Cafe Pacific

27 November 2016

Café Pacific: Media coverage of war atrocities opens debate on INFOCORE research

No video provider was found to handle the given URL. See the documentation for more information.
Media is going through a "tremendous transformation as a result of the ever-changing, global media landscape". Video: Euronews
27 November 2016
top

By Elena Cavalione of Euronews

IN A world torn apart by conflicts old and new, the issue of the media’s role seems to have growing importance.

Media coverage of atrocities committed during wars is opening up debate on the power images have to influence public opinion and political decisions.

INFOCORE is an international research study funded by the 7th European Framework Programme of the European Commission. It brings together experts from the Social Sciences to investigate the media’s role in violent conflicts in three regions: the Middle East, the Balkans and Central Africa.

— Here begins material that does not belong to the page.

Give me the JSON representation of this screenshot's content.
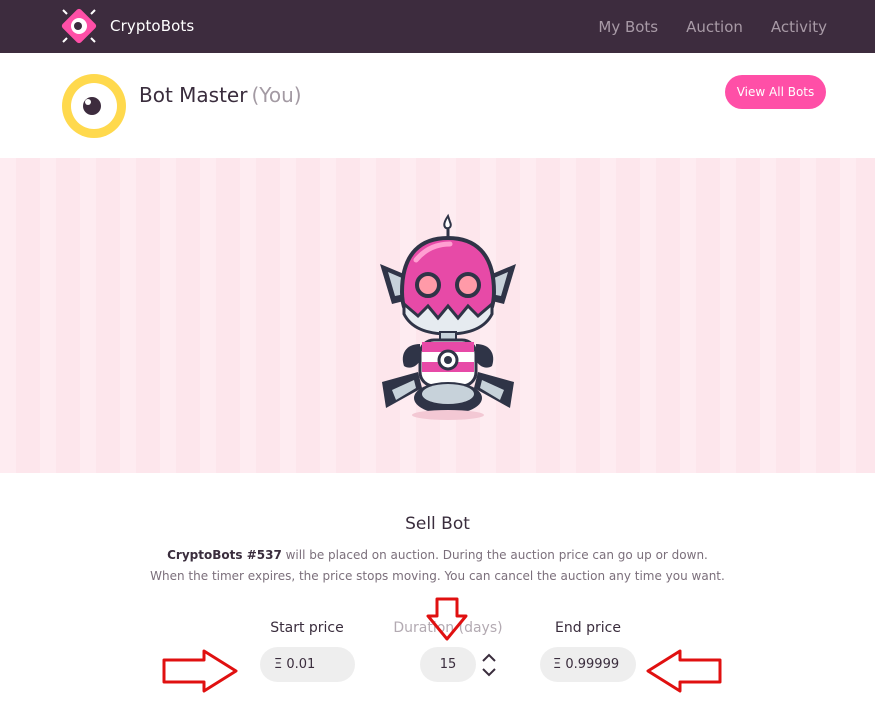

Romy Frohlich from Ludwig Maaximilians University in Munich explains that journalism is under a state of tremendous transformation as a result of the ever-changing, global media landscape.

“What we see so far”, she says, “is that this change in journalism does affect or had an effect on the power balance within the shaping of public discourse, for example the relation between journalism and political actors or journalism and propaganda and public relations.”

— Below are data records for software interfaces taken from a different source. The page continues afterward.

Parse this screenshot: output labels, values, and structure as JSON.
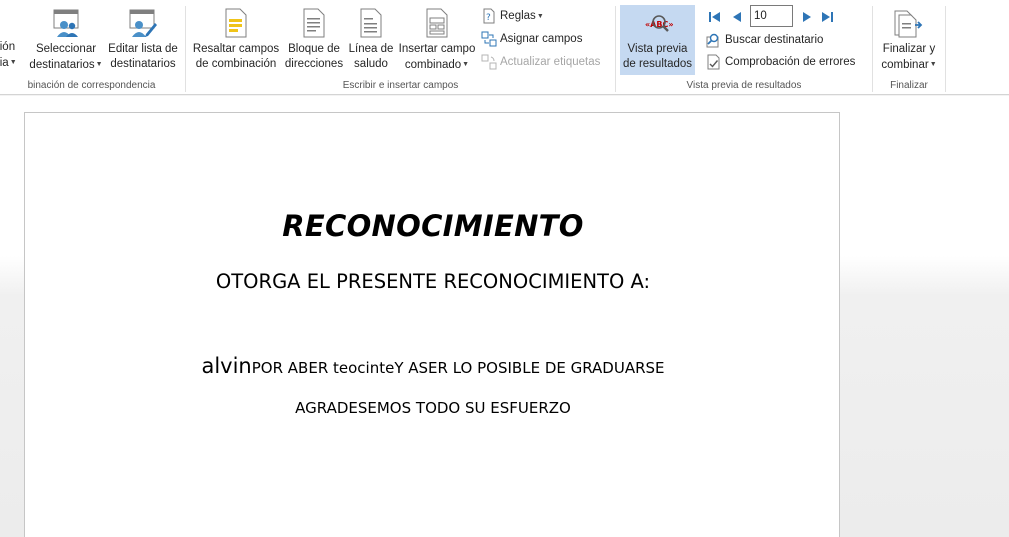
{
  "ribbon": {
    "groups": {
      "start": {
        "label": "binación de correspondencia",
        "buttons": {
          "truncated_line1": "ción",
          "truncated_line2": "cia",
          "select_recipients_line1": "Seleccionar",
          "select_recipients_line2": "destinatarios",
          "edit_list_line1": "Editar lista de",
          "edit_list_line2": "destinatarios"
        }
      },
      "write_insert": {
        "label": "Escribir e insertar campos",
        "buttons": {
          "highlight_line1": "Resaltar campos",
          "highlight_line2": "de combinación",
          "address_line1": "Bloque de",
          "address_line2": "direcciones",
          "greeting_line1": "Línea de",
          "greeting_line2": "saludo",
          "insert_field_line1": "Insertar campo",
          "insert_field_line2": "combinado",
          "rules": "Reglas",
          "match_fields": "Asignar campos",
          "update_labels": "Actualizar etiquetas"
        }
      },
      "preview": {
        "label": "Vista previa de resultados",
        "buttons": {
          "preview_line1": "Vista previa",
          "preview_line2": "de resultados",
          "record_number": "10",
          "find_recipient": "Buscar destinatario",
          "check_errors": "Comprobación de errores"
        }
      },
      "finish": {
        "label": "Finalizar",
        "buttons": {
          "finish_line1": "Finalizar y",
          "finish_line2": "combinar"
        }
      }
    },
    "colors": {
      "accent": "#2b579a",
      "active_button": "#c5d9f1"
    }
  },
  "document": {
    "title": "RECONOCIMIENTO",
    "subtitle": "OTORGA EL PRESENTE RECONOCIMIENTO A:",
    "merge_name": "alvin",
    "text_part1": "POR ABER teocinte",
    "text_part2": "Y ASER LO POSIBLE DE GRADUARSE",
    "thanks": "AGRADESEMOS TODO SU ESFUERZO"
  }
}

Read the full report

Café Pacific

PMC profile photograph
Department
Off
Titles and description
<b>David Robie's blog</b>

Kia ora tatou and welcome to journalist David Robie's independent news media and politics commentary and analysis about Aotearoa/NZ and the Asia-Pacific region.

Kia ora tatou and welcome to journalist David Robie's independent news media and politics commentary and analysis about Aotearoa/NZ and the Asia-Pacific region.

Lukim yu... and also check out my Asia Pacific Network portal - see Handy Links.

Pacific Media Centre at AUT University. ISSN 1562-4315.

This blog is archived in the digital collection of the National Library of NZ.

The motto is "Media freedom and transparency".

Add new comment

The content of this field is kept private and will not be shown publicly.

Plain text

  • No HTML tags allowed.
  • Lines and paragraphs break automatically.
  • Web page addresses and email addresses turn into links automatically.